Congress is another week closer to the May deadline for re-authorizing highway and mass transit spending.
What that means: if lawmakers don’t pass an authorization bill before May ends, then the Highway Trust Fund would be paying out money to the states at a much slower pace than normal, which would hinder or halt projects during the spring and summer construction season.
This week most of the Obama administration’s transportation officials will be testifying on Capitol Hill at appropriations hearings.
Tuesday the Senate Commerce, Science and Transportation Subcommittee on Aviation Operations, Safety and Security hears from Melvin Carraway, acting administrator of the Transportation Security Administration about the Obama administration’s Fiscal Year 2016 TSA budget request and issues such as the effectiveness of the TSA’s Pre-Check program for trusted travelers.
The chairwoman of the panel is Sen. Kelly Ayotte, R- N.H., who is up for re-election in 2016.
Meanwhile the Federal Aviation Administration chief Michael Huerta will testify to the House appropriations subcommittee on Commerce, Justice, Science, and Related Agencies.
Also Tuesday, the House Transportation and Infrastructure Committee gets the state and local perspective from North Carolina Gov. Pat McCrory, Salt Lake City Mayor Ralph Becker, and Wyoming Department of Transportation director John Cox.
On Wednesday, Transportation Secretary Anthony Foxx testifies before the Senate Appropriations Subcommittee on Transportation.
Finally on Thursday, the House Appropriations Subcommittee on Transportation hears from Gregory Nadeau, acting head of the Federal Highway Administration, Therese McMillan, acting head of the Federal Transit Administration, National Highway Traffic Safety Administration chief Mark Rosekind, and Maritime Administration chief Paul Jaenichen.

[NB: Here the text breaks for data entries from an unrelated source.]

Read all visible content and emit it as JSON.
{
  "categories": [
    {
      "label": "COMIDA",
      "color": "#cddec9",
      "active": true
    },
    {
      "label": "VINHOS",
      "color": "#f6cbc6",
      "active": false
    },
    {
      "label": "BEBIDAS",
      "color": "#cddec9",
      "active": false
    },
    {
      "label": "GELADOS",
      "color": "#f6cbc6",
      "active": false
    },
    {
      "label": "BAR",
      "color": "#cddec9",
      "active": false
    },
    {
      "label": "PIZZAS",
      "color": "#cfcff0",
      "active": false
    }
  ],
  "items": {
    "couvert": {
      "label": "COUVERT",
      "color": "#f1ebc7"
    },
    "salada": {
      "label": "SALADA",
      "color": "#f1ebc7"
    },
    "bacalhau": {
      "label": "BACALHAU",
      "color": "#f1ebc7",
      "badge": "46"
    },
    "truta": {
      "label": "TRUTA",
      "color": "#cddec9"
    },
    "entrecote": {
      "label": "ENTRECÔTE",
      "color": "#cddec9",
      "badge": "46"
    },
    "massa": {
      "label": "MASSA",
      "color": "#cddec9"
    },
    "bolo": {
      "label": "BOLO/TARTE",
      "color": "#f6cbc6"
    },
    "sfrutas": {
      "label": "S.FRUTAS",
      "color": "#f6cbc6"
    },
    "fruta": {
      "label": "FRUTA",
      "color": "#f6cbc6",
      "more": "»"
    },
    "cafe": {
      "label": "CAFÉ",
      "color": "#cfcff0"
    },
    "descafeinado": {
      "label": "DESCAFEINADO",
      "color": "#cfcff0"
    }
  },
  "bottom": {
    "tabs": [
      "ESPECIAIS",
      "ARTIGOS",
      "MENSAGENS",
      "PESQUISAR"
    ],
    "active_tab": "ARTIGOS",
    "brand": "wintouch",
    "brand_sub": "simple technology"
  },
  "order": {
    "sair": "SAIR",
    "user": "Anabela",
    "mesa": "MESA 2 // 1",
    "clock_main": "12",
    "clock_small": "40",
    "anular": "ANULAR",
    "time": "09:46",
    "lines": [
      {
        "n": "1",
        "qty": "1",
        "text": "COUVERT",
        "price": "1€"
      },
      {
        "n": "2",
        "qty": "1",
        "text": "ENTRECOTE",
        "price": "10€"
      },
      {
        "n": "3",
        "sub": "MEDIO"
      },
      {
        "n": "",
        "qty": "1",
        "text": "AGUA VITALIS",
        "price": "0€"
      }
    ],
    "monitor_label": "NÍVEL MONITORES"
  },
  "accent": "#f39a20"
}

The administration witnesses are sure to make the case for budget certainty and for a long-term infrastructure funding solution. The latter is looking less and less likely in 2015.